> **Directions**
Write out all of the entries exactly as given.

> **Task inputs**
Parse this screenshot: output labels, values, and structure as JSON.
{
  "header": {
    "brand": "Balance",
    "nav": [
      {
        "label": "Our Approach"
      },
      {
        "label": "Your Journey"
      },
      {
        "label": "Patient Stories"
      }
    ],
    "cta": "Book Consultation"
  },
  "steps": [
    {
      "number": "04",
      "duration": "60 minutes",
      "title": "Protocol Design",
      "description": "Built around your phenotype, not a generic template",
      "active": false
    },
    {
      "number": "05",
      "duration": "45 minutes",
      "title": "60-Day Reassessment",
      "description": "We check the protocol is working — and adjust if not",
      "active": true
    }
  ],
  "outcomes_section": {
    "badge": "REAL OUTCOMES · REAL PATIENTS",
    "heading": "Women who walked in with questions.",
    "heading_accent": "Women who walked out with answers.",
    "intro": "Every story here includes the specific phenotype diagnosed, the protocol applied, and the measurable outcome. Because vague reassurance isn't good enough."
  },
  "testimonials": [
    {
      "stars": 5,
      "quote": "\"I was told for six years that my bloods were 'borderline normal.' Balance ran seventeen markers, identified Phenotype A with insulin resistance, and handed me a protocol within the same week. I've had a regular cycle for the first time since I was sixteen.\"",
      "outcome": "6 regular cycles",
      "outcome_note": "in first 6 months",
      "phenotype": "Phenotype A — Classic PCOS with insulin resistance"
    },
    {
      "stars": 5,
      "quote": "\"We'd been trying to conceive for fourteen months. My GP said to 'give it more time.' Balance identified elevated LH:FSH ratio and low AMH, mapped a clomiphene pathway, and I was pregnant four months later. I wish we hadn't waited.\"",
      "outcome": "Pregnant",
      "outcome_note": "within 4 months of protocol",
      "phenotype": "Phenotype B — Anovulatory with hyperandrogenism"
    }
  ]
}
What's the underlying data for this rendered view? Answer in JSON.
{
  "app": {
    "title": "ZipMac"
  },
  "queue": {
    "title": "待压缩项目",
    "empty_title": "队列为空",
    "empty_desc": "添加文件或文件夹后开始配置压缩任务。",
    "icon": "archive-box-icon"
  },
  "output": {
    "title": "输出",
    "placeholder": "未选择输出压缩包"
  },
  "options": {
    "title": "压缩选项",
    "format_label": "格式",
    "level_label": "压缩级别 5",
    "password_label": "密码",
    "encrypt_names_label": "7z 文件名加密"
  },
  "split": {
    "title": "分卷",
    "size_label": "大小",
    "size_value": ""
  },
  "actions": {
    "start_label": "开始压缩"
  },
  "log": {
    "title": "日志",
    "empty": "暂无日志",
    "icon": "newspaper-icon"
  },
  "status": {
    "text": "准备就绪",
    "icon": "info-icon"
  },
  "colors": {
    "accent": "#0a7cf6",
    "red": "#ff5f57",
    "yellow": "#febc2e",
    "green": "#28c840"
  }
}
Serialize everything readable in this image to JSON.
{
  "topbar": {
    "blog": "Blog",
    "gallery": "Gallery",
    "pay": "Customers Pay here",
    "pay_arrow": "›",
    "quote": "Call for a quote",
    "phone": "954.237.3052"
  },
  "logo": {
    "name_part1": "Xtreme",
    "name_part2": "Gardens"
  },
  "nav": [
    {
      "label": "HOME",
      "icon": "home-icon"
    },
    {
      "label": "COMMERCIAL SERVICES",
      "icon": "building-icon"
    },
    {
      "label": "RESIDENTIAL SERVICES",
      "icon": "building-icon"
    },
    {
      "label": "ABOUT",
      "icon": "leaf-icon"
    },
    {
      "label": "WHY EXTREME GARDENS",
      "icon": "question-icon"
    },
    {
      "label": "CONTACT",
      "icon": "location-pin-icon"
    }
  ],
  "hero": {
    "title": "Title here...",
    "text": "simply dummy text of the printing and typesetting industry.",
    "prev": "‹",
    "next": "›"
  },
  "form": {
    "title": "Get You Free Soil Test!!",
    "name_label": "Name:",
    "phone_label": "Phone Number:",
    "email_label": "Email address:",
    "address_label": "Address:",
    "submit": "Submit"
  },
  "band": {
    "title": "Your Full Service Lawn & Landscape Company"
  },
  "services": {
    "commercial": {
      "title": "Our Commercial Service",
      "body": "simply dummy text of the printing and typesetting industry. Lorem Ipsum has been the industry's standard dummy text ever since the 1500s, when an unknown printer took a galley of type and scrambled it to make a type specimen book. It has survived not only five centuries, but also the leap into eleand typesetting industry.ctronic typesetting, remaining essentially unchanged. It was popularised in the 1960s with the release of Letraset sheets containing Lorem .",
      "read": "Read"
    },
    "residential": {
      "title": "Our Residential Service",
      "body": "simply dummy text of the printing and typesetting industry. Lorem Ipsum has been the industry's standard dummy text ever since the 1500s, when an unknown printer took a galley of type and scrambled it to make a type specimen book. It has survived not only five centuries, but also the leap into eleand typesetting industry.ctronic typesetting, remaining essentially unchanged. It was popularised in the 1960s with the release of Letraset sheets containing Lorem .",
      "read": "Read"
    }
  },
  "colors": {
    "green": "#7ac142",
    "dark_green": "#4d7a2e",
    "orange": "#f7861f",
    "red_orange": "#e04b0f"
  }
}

> **Solution to the problem**
Parse this screenshot: output labels, values, and structure as JSON.
{
  "header": {
    "brand": "Balance",
    "nav": [
      {
        "label": "Our Approach"
      },
      {
        "label": "Your Journey"
      },
      {
        "label": "Patient Stories"
      }
    ],
    "cta": "Book Consultation"
  },
  "steps": [
    {
      "number": "04",
      "duration": "60 minutes",
      "title": "Protocol Design",
      "description": "Built around your phenotype, not a generic template",
      "active": false
    },
    {
      "number": "05",
      "duration": "45 minutes",
      "title": "60-Day Reassessment",
      "description": "We check the protocol is working — and adjust if not",
      "active": true
    }
  ],
  "outcomes_section": {
    "badge": "REAL OUTCOMES · REAL PATIENTS",
    "heading": "Women who walked in with questions.",
    "heading_accent": "Women who walked out with answers.",
    "intro": "Every story here includes the specific phenotype diagnosed, the protocol applied, and the measurable outcome. Because vague reassurance isn't good enough."
  },
  "testimonials": [
    {
      "stars": 5,
      "quote": "\"I was told for six years that my bloods were 'borderline normal.' Balance ran seventeen markers, identified Phenotype A with insulin resistance, and handed me a protocol within the same week. I've had a regular cycle for the first time since I was sixteen.\"",
      "outcome": "6 regular cycles",
      "outcome_note": "in first 6 months",
      "phenotype": "Phenotype A — Classic PCOS with insulin resistance"
    },
    {
      "stars": 5,
      "quote": "\"We'd been trying to conceive for fourteen months. My GP said to 'give it more time.' Balance identified elevated LH:FSH ratio and low AMH, mapped a clomiphene pathway, and I was pregnant four months later. I wish we hadn't waited.\"",
      "outcome": "Pregnant",
      "outcome_note": "within 4 months of protocol",
      "phenotype": "Phenotype B — Anovulatory with hyperandrogenism"
    }
  ]
}
What's the underlying data for this rendered view? Answer in JSON.
{
  "app": {
    "title": "ZipMac"
  },
  "queue": {
    "title": "待压缩项目",
    "empty_title": "队列为空",
    "empty_desc": "添加文件或文件夹后开始配置压缩任务。",
    "icon": "archive-box-icon"
  },
  "output": {
    "title": "输出",
    "placeholder": "未选择输出压缩包"
  },
  "options": {
    "title": "压缩选项",
    "format_label": "格式",
    "level_label": "压缩级别 5",
    "password_label": "密码",
    "encrypt_names_label": "7z 文件名加密"
  },
  "split": {
    "title": "分卷",
    "size_label": "大小",
    "size_value": ""
  },
  "actions": {
    "start_label": "开始压缩"
  },
  "log": {
    "title": "日志",
    "empty": "暂无日志",
    "icon": "newspaper-icon"
  },
  "status": {
    "text": "准备就绪",
    "icon": "info-icon"
  },
  "colors": {
    "accent": "#0a7cf6",
    "red": "#ff5f57",
    "yellow": "#febc2e",
    "green": "#28c840"
  }
}
Serialize everything readable in this image to JSON.
{
  "topbar": {
    "blog": "Blog",
    "gallery": "Gallery",
    "pay": "Customers Pay here",
    "pay_arrow": "›",
    "quote": "Call for a quote",
    "phone": "954.237.3052"
  },
  "logo": {
    "name_part1": "Xtreme",
    "name_part2": "Gardens"
  },
  "nav": [
    {
      "label": "HOME",
      "icon": "home-icon"
    },
    {
      "label": "COMMERCIAL SERVICES",
      "icon": "building-icon"
    },
    {
      "label": "RESIDENTIAL SERVICES",
      "icon": "building-icon"
    },
    {
      "label": "ABOUT",
      "icon": "leaf-icon"
    },
    {
      "label": "WHY EXTREME GARDENS",
      "icon": "question-icon"
    },
    {
      "label": "CONTACT",
      "icon": "location-pin-icon"
    }
  ],
  "hero": {
    "title": "Title here...",
    "text": "simply dummy text of the printing and typesetting industry.",
    "prev": "‹",
    "next": "›"
  },
  "form": {
    "title": "Get You Free Soil Test!!",
    "name_label": "Name:",
    "phone_label": "Phone Number:",
    "email_label": "Email address:",
    "address_label": "Address:",
    "submit": "Submit"
  },
  "band": {
    "title": "Your Full Service Lawn & Landscape Company"
  },
  "services": {
    "commercial": {
      "title": "Our Commercial Service",
      "body": "simply dummy text of the printing and typesetting industry. Lorem Ipsum has been the industry's standard dummy text ever since the 1500s, when an unknown printer took a galley of type and scrambled it to make a type specimen book. It has survived not only five centuries, but also the leap into eleand typesetting industry.ctronic typesetting, remaining essentially unchanged. It was popularised in the 1960s with the release of Letraset sheets containing Lorem .",
      "read": "Read"
    },
    "residential": {
      "title": "Our Residential Service",
      "body": "simply dummy text of the printing and typesetting industry. Lorem Ipsum has been the industry's standard dummy text ever since the 1500s, when an unknown printer took a galley of type and scrambled it to make a type specimen book. It has survived not only five centuries, but also the leap into eleand typesetting industry.ctronic typesetting, remaining essentially unchanged. It was popularised in the 1960s with the release of Letraset sheets containing Lorem .",
      "read": "Read"
    }
  },
  "colors": {
    "green": "#7ac142",
    "dark_green": "#4d7a2e",
    "orange": "#f7861f",
    "red_orange": "#e04b0f"
  }
}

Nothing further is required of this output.